How’s your new album coming along?
Our EP is coming along well. Musically, it is sorted and the finished product is a wee bit exciting for us. We just have to look at polishing artwork, film clip, pressing CDs, etc. Just sorting the bells and whistles.
Any tentative release date or title in mind?
We are looking to release the EP somewhere between mid July and mid August. There are still a few things to iron out first. Undecided on a title at the moment… but no doubt it will have something to do with celebrities, Mount Everest and/or magic if the lyrical content is anything to go by. We’d love some suggestions
Would all songs deal with melancholy and bad experiences?
Ironically, sadly, almost all of my songs themes involve melancholy or are stories of misfortune. It’s a bit of a writing trap I seem to fall into a lot and it bothers me because it feels like a cop out in searching for a connection. I feel that sadness is almost an easy emotion to connect with and express because it’s relatable, everyone feels it and everyone knows the feeling vividly. This is of course, not ground breaking information because every second song deals with some degree of sadness. It’s exciting telling a story that doesn’t involve melancholy or tackling topics other than sadness and so I’m trying to do that as often as possible.
Any plans to hit the road?
We’re very keen to! In June, we’ll be heading to a festival in Geelong (Victoria) along with a few local shows. We’re planning a national tour to support the EP in June/August which is exciting and should be a blast.
What else is happening next in Lost Woods’ world?
We’re keen to get back into the studio and record.

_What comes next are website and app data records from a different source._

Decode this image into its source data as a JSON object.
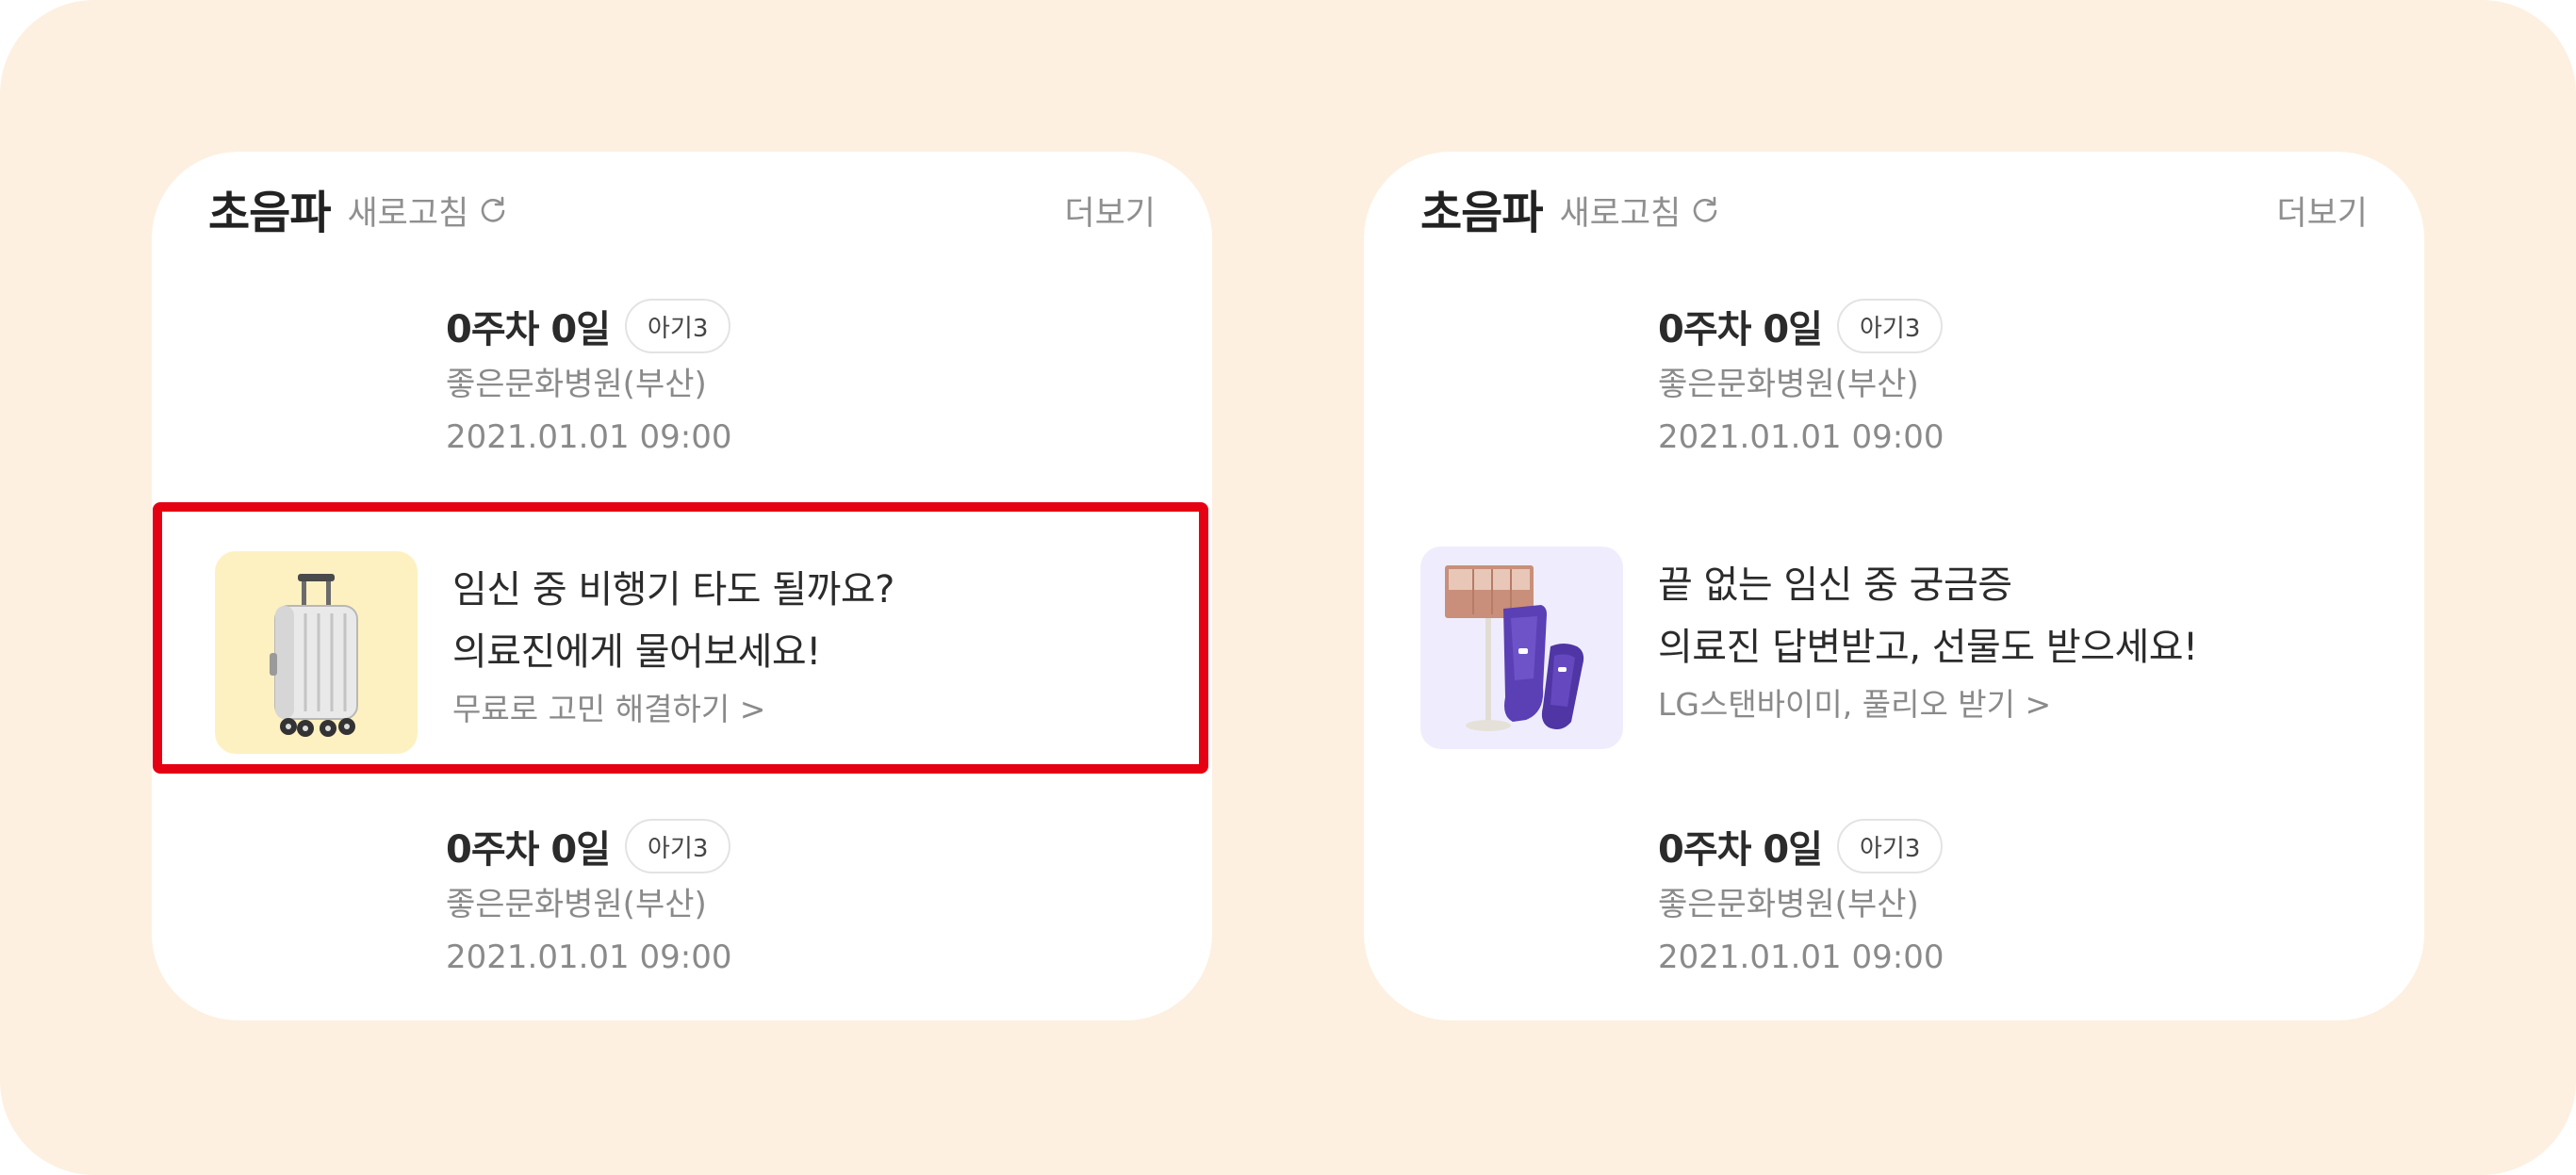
{
  "colors": {
    "background": "#fdf0e0",
    "card": "#ffffff",
    "highlight_border": "#e50012",
    "primary_text": "#2b2b2b",
    "secondary_text": "#8a8a8a",
    "thumb_left_bg": "#fdf1c2",
    "thumb_right_bg": "#efedfd"
  },
  "cards": [
    {
      "header": {
        "title": "초음파",
        "refresh_label": "새로고침",
        "refresh_icon": "refresh-icon",
        "more_label": "더보기"
      },
      "records": [
        {
          "week": "0주차 0일",
          "baby": "아기3",
          "hospital": "좋은문화병원(부산)",
          "datetime": "2021.01.01 09:00"
        },
        {
          "week": "0주차 0일",
          "baby": "아기3",
          "hospital": "좋은문화병원(부산)",
          "datetime": "2021.01.01 09:00"
        }
      ],
      "promo": {
        "line1": "임신 중 비행기 타도 될까요?",
        "line2": "의료진에게 물어보세요!",
        "link": "무료로 고민 해결하기 >",
        "thumbnail": "suitcase-image"
      }
    },
    {
      "header": {
        "title": "초음파",
        "refresh_label": "새로고침",
        "refresh_icon": "refresh-icon",
        "more_label": "더보기"
      },
      "records": [
        {
          "week": "0주차 0일",
          "baby": "아기3",
          "hospital": "좋은문화병원(부산)",
          "datetime": "2021.01.01 09:00"
        },
        {
          "week": "0주차 0일",
          "baby": "아기3",
          "hospital": "좋은문화병원(부산)",
          "datetime": "2021.01.01 09:00"
        }
      ],
      "promo": {
        "line1": "끝 없는 임신 중 궁금증",
        "line2": "의료진 답변받고, 선물도 받으세요!",
        "link": "LG스탠바이미, 풀리오 받기 >",
        "thumbnail": "stanbyme-massager-image"
      }
    }
  ]
}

We also have plenty of songs to finish polishing so we can play them for you. We’re all going to get six packs. Top priority is to gradually work fruit and veg into our bass player, Brayden’s diet because he lives off of meat, chips and sauce… Not cool. So things are looking up.
Can you talk to us more about your latest single “End of Time”? It’s really …